The team looked at 145 pairs of mostly European-American, middle-class siblings who had average ages of 12 and 15 for the younger and older siblings, respectively. The teens rated different topics that served as potential sources of conflict, noting how often the arguments occurred and how "hot" the discussions were.
The study also examined the ties between the arguments and of the self-reported rates of depression, anxiety and low self-esteem after a year.
"Our findings may help parents, psychologists, and others who work with and support teens to understand that all sibling conflicts are not created equally," Nicole Campione-Barr, assistant professor of psychological sciences at the University of Missouri, the study's lead author, said in a press release.
"It may be possible to avoid sibling conflicts by recognizing that adolescents desire more privacy as they strive for greater independence."
She added that structured tradeoffs in chore duties and equal times with shared household items give siblings fewer opportunities to compare themselves unfavorably to one another.
She said that "different conflicts influence teens' adjustment in different ways, and the content of conflicts must be studied together with the frequency and intensity of conflicts."
"These findings extend our knowledge of how the emotional adjustment of individual adolescents influences later sibling conflict and vice versa," Campione-Barr said in a press release.
Campione-Barr says that the next step in the research will be to examine the positive aspects of relationships among adolescent siblings and parents.
"Strong, healthy family relationships are immensely beneficial later in life," Campione-Barr said in the release. "For example, there are things people will tell their siblings that they would never tell their parents, or possibly even friends.

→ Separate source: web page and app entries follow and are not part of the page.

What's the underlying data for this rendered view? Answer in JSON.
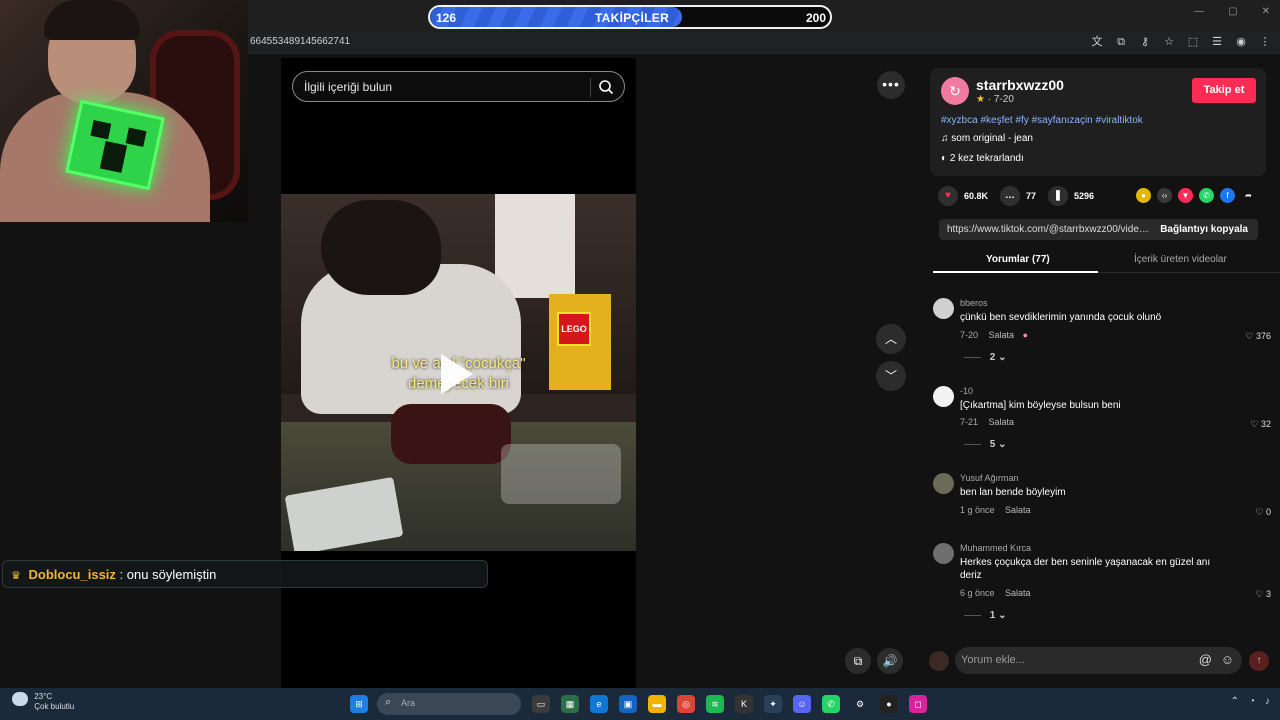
{
  "overlay": {
    "follower_goal": {
      "label": "TAKİPÇİLER",
      "current": "126",
      "target": "200",
      "progress": 0.63
    },
    "chat": {
      "user": "Doblocu_issiz",
      "separator": ":",
      "message": "onu söylemiştin"
    }
  },
  "browser": {
    "url_fragment": "664553489145662741"
  },
  "video": {
    "search_placeholder": "İlgili içeriği bulun",
    "caption_line1": "bu ve asıl \"çocukça\"",
    "caption_line2": "demeyecek biri",
    "scene_label": "LEGO"
  },
  "author": {
    "username": "starrbxwzz00",
    "date": "7-20",
    "follow_label": "Takip et",
    "hashtags": "#xyzbca #keşfet #fy #sayfanızaçin #viraltiktok",
    "sound": "som original - jean",
    "replays": "2 kez tekrarlandı"
  },
  "stats": {
    "likes": "60.8K",
    "comments": "77",
    "saves": "5296"
  },
  "share": {
    "url": "https://www.tiktok.com/@starrbxwzz00/video/...",
    "copy_label": "Bağlantıyı kopyala"
  },
  "tabs": {
    "comments": "Yorumlar (77)",
    "creator_videos": "İçerik üreten videolar"
  },
  "comments": [
    {
      "user": "bberos",
      "text": "çünkü ben sevdiklerimin yanında çocuk olunö",
      "date": "7-20",
      "reply": "Salata",
      "likes": "376",
      "replies": "2"
    },
    {
      "user": "-10",
      "text": "[Çıkartma] kim böyleyse bulsun beni",
      "date": "7-21",
      "reply": "Salata",
      "likes": "32",
      "replies": "5"
    },
    {
      "user": "Yusuf Ağırman",
      "text": "ben lan bende böyleyim",
      "date": "1 g önce",
      "reply": "Salata",
      "likes": "0"
    },
    {
      "user": "Muhammed Kırca",
      "text": "Herkes çoçukça der ben seninle yaşanacak en güzel anı deriz",
      "date": "6 g önce",
      "reply": "Salata",
      "likes": "3",
      "replies": "1"
    }
  ],
  "comment_input": {
    "placeholder": "Yorum ekle..."
  },
  "taskbar": {
    "weather_temp": "23°C",
    "weather_desc": "Çok bulutlu",
    "search_placeholder": "Ara"
  },
  "colors": {
    "accent": "#fe2c55",
    "progress": "#3a6be8",
    "chat_user": "#f2b43a",
    "hashtag": "#8ab4ff"
  }
}
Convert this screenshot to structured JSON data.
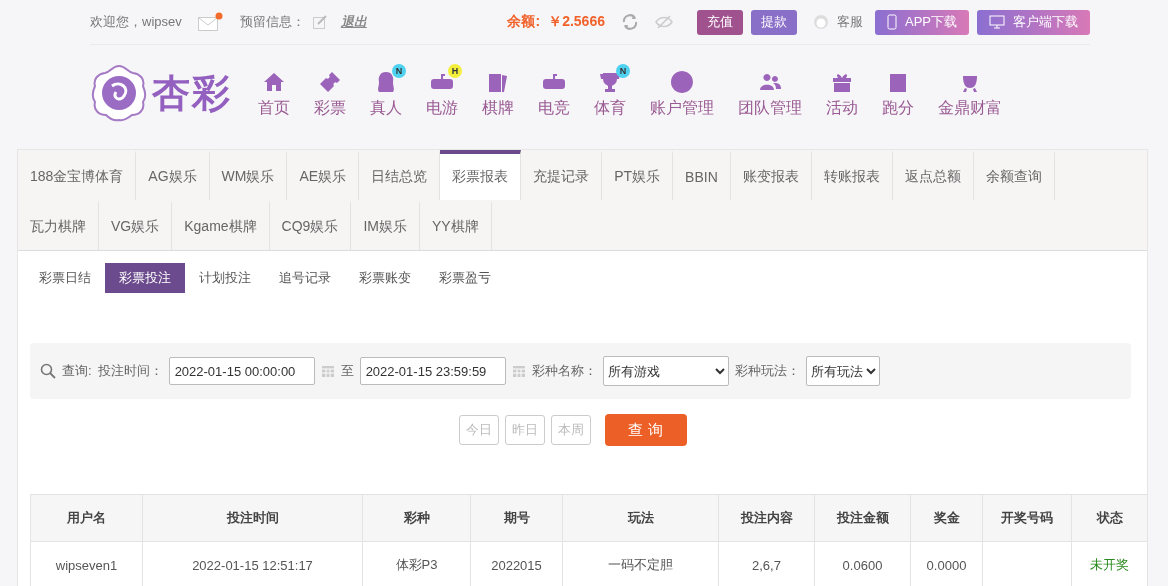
{
  "top_bar": {
    "welcome": "欢迎您，wipsev",
    "mail_unread": true,
    "reserved_label": "预留信息：",
    "logout": "退出",
    "balance_label": "余额:",
    "balance": "￥2.5666",
    "deposit": "充值",
    "withdraw": "提款",
    "service": "客服",
    "app_download": "APP下载",
    "client_download": "客户端下载"
  },
  "logo": {
    "text": "杏彩"
  },
  "nav": [
    {
      "label": "首页"
    },
    {
      "label": "彩票"
    },
    {
      "label": "真人",
      "badge": {
        "text": "N",
        "color": "#4fd2ef"
      }
    },
    {
      "label": "电游",
      "badge": {
        "text": "H",
        "color": "#f4ef3c"
      }
    },
    {
      "label": "棋牌"
    },
    {
      "label": "电竞"
    },
    {
      "label": "体育",
      "badge": {
        "text": "N",
        "color": "#4fd2ef"
      }
    },
    {
      "label": "账户管理"
    },
    {
      "label": "团队管理"
    },
    {
      "label": "活动"
    },
    {
      "label": "跑分"
    },
    {
      "label": "金鼎财富"
    }
  ],
  "tab_rows": [
    {
      "tabs": [
        {
          "label": "188金宝博体育",
          "selected": false
        },
        {
          "label": "AG娱乐",
          "selected": false
        },
        {
          "label": "WM娱乐",
          "selected": false
        },
        {
          "label": "AE娱乐",
          "selected": false
        },
        {
          "label": "日结总览",
          "selected": false
        },
        {
          "label": "彩票报表",
          "selected": true
        },
        {
          "label": "充提记录",
          "selected": false
        },
        {
          "label": "PT娱乐",
          "selected": false
        },
        {
          "label": "BBIN",
          "selected": false
        },
        {
          "label": "账变报表",
          "selected": false
        },
        {
          "label": "转账报表",
          "selected": false
        },
        {
          "label": "返点总额",
          "selected": false
        },
        {
          "label": "余额查询",
          "selected": false
        }
      ]
    },
    {
      "tabs": [
        {
          "label": "瓦力棋牌",
          "selected": false
        },
        {
          "label": "VG娱乐",
          "selected": false
        },
        {
          "label": "Kgame棋牌",
          "selected": false
        },
        {
          "label": "CQ9娱乐",
          "selected": false
        },
        {
          "label": "IM娱乐",
          "selected": false
        },
        {
          "label": "YY棋牌",
          "selected": false
        }
      ]
    }
  ],
  "sub_tabs": [
    {
      "label": "彩票日结",
      "selected": false
    },
    {
      "label": "彩票投注",
      "selected": true
    },
    {
      "label": "计划投注",
      "selected": false
    },
    {
      "label": "追号记录",
      "selected": false
    },
    {
      "label": "彩票账变",
      "selected": false
    },
    {
      "label": "彩票盈亏",
      "selected": false
    }
  ],
  "query": {
    "label": "查询:",
    "time_label": "投注时间：",
    "start": "2022-01-15 00:00:00",
    "to": "至",
    "end": "2022-01-15 23:59:59",
    "game_label": "彩种名称：",
    "game": "所有游戏",
    "play_label": "彩种玩法：",
    "play": "所有玩法",
    "quick": [
      "今日",
      "昨日",
      "本周"
    ],
    "submit": "查 询"
  },
  "table": {
    "columns": [
      "用户名",
      "投注时间",
      "彩种",
      "期号",
      "玩法",
      "投注内容",
      "投注金额",
      "奖金",
      "开奖号码",
      "状态"
    ],
    "rows": [
      [
        "wipseven1",
        "2022-01-15 12:51:17",
        "体彩P3",
        "2022015",
        "一码不定胆",
        "2,6,7",
        "0.0600",
        "0.0000",
        "",
        "未开奖"
      ]
    ]
  }
}
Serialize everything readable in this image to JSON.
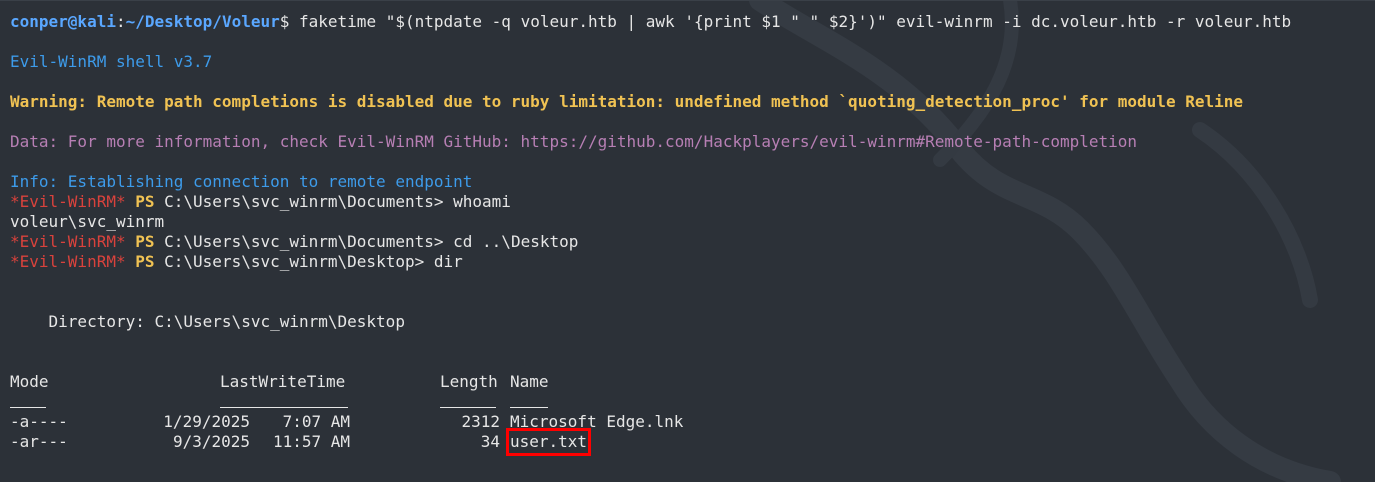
{
  "prompt": {
    "user_host": "conper@kali",
    "sep": ":",
    "path": "~/Desktop/Voleur",
    "symbol": "$",
    "command": " faketime \"$(ntpdate -q voleur.htb | awk '{print $1 \" \" $2}')\" evil-winrm -i dc.voleur.htb -r voleur.htb"
  },
  "banner": "Evil-WinRM shell v3.7",
  "warning": "Warning: Remote path completions is disabled due to ruby limitation: undefined method `quoting_detection_proc' for module Reline",
  "data_line": "Data: For more information, check Evil-WinRM GitHub: https://github.com/Hackplayers/evil-winrm#Remote-path-completion",
  "info_line": "Info: Establishing connection to remote endpoint",
  "shell_lines": [
    {
      "tag": "*Evil-WinRM*",
      "ps": "PS",
      "path": "C:\\Users\\svc_winrm\\Documents>",
      "cmd": "whoami"
    },
    {
      "output": "voleur\\svc_winrm"
    },
    {
      "tag": "*Evil-WinRM*",
      "ps": "PS",
      "path": "C:\\Users\\svc_winrm\\Documents>",
      "cmd": "cd ..\\Desktop"
    },
    {
      "tag": "*Evil-WinRM*",
      "ps": "PS",
      "path": "C:\\Users\\svc_winrm\\Desktop>",
      "cmd": "dir"
    }
  ],
  "directory_line": "    Directory: C:\\Users\\svc_winrm\\Desktop",
  "table": {
    "headers": {
      "mode": "Mode",
      "time": "LastWriteTime",
      "length": "Length",
      "name": "Name"
    },
    "rows": [
      {
        "mode": "-a----",
        "date": "1/29/2025",
        "time": "7:07 AM",
        "length": "2312",
        "name": "Microsoft Edge.lnk"
      },
      {
        "mode": "-ar---",
        "date": "9/3/2025",
        "time": "11:57 AM",
        "length": "34",
        "name": "user.txt"
      }
    ]
  },
  "colors": {
    "background": "#2c3138",
    "prompt_blue": "#5aa7ff",
    "warning": "#f0c253",
    "data": "#b77fb4",
    "evil_tag": "#d9423c",
    "highlight_box": "#ff0000"
  }
}
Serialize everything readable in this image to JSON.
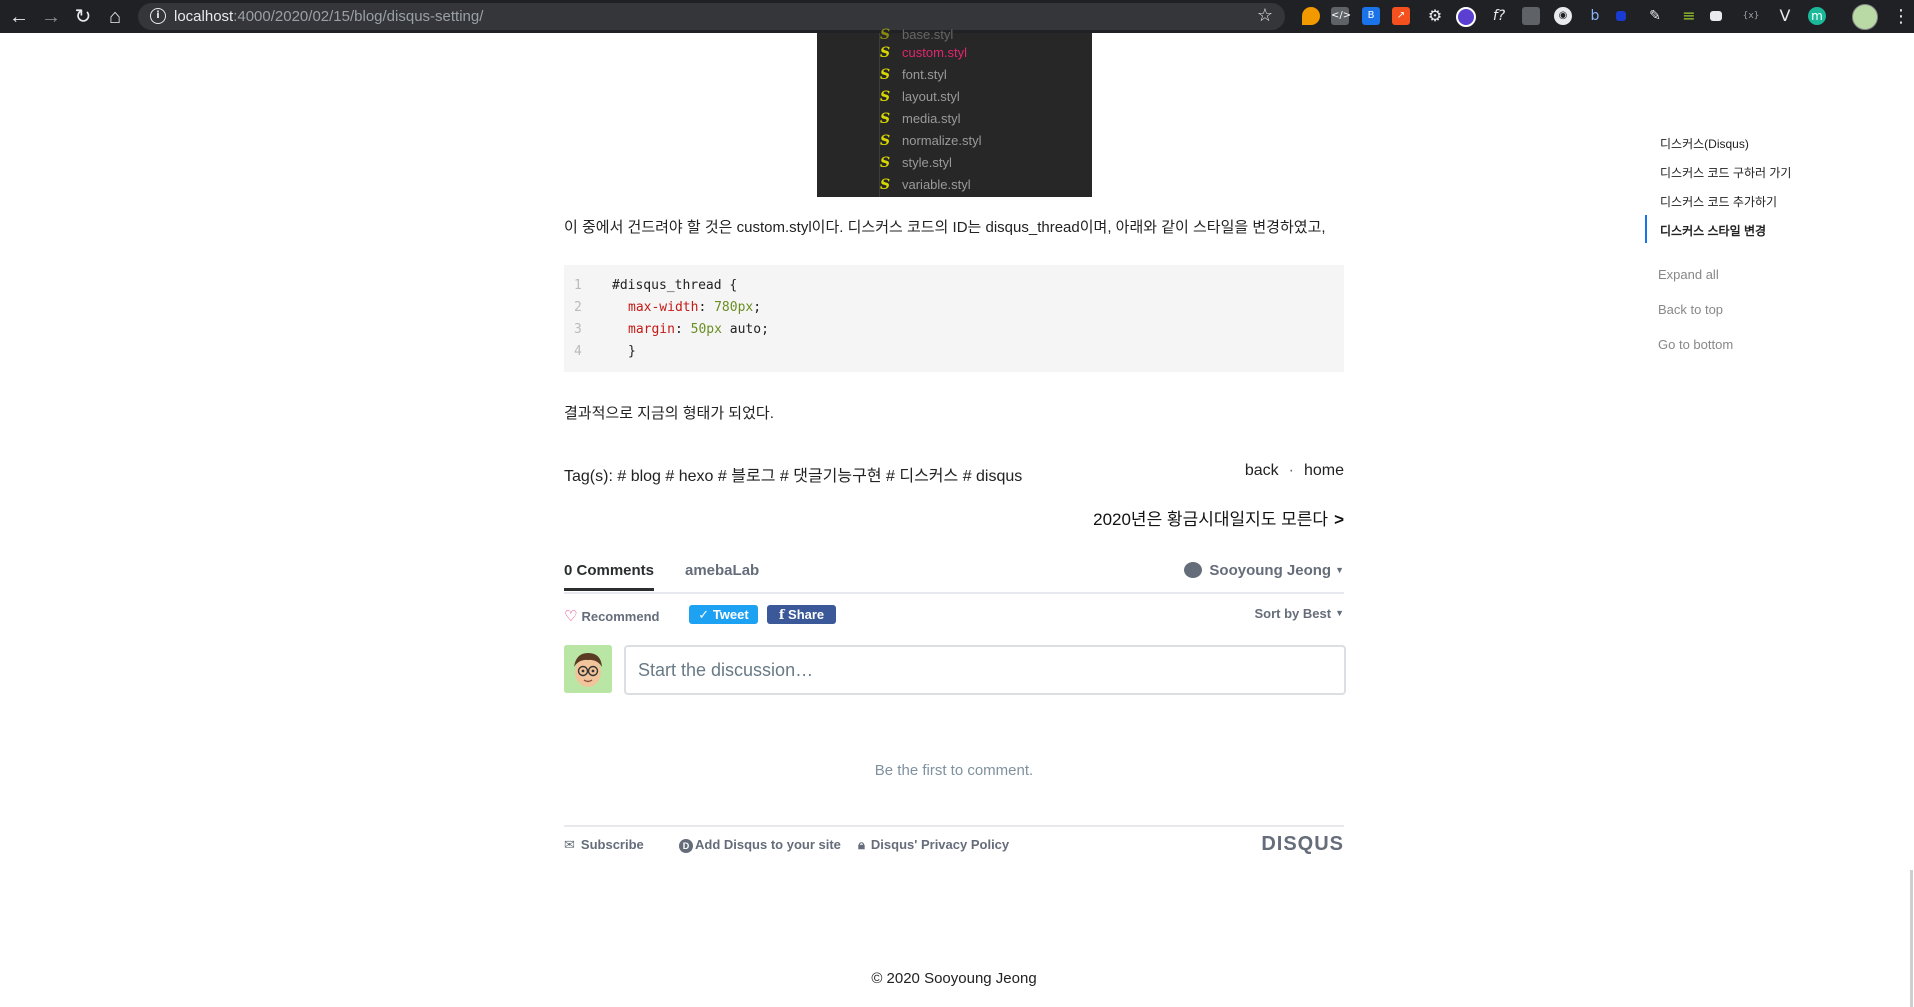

We are currently studying disclosure and levels of trust among parents, siblings and peers."